But in retrospect that internal feedback loop could have been expanded further had Sony not divided the communities by region. Those in Europe, America, and Japan were forced to keep within those continental circles which, while allowing for tighter-knit groups, meant that the swapping of ideas was limited. And unlike the game development tools and engines available now, the Net Yaroze wasn’t particularly user-friendly, and so, as the article notes, “the sharing of tools and knowledge was pivotal to getting a full game finished.” Who knows what could have been made back then had the separate communities been united to see each other’s games and processes?

“There was lots of banter and camaraderie.” 

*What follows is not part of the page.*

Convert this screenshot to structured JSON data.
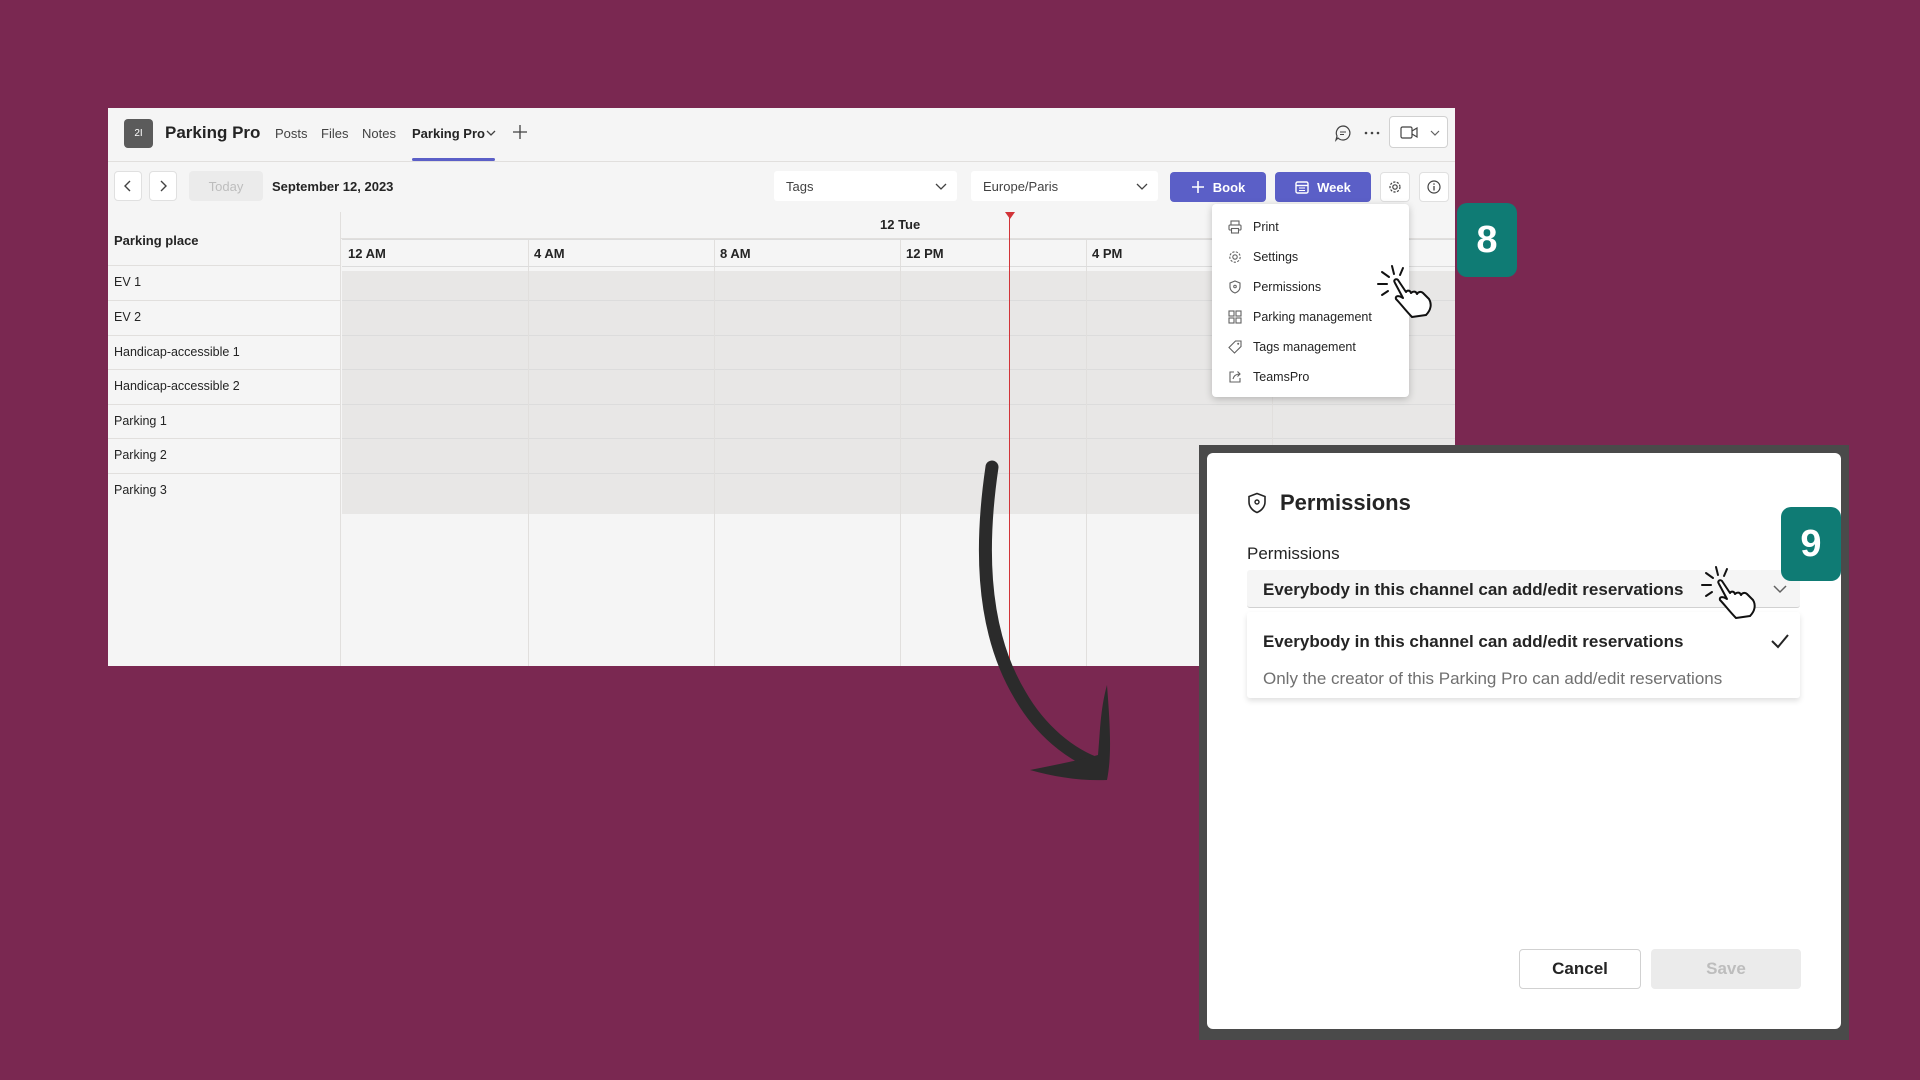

Also interesting is how other formalities of the Net Yaroze proved divisive. Some of the hobbyists thought that $750 was too expensive while others saw it as their motivation to not make waste of their money. Likewise, the hardware limitations proved to be a pain as big ideas had to fit into a tiny 1.5MB of free memory. But others saw these limitations as forcing out their creativity, to experiment, and to see how far they could push themselves within these squashed hardware specifications. 

It’s also uplifting to read lines like this from Shaughnessy: “There was lots of banter and camaraderie. People would always take the time to help you if you asked how you might go about implementing something, or for help with bugs or with graphics or audio, and give feedback on the games you made.” 

For people like myself, whose first taste of the different flavors that videogames can offer came from playing those made with the Net Yaroze, this is heartwarming. I remember getting excited every time my dad returned from the shop with a copy of the Official PlayStation Magazine. It always came with a demo disc that let you preview upcoming big games, but also had Net Yaroze games on there you could play in full (like the peculiar A Dog Tale). It was these odd snippets of ideas that I grew up on and what at least partly ignited my interest in games outside of the blockbuster spectrum.

Reading these memories of the Net Yaroze days stands as a reminder of how far the accessibility of game development and distribution has come since then. We can celebrate all that has happened in that time, especially as to how much more accepting of unusual videogames we seem to be as a population of players these days. But it also captures the energy created the momentum and that some of may have lost over time as they become increasingly distant from their own roots in game creation. 

You can and should read the full article over on Gamasutra.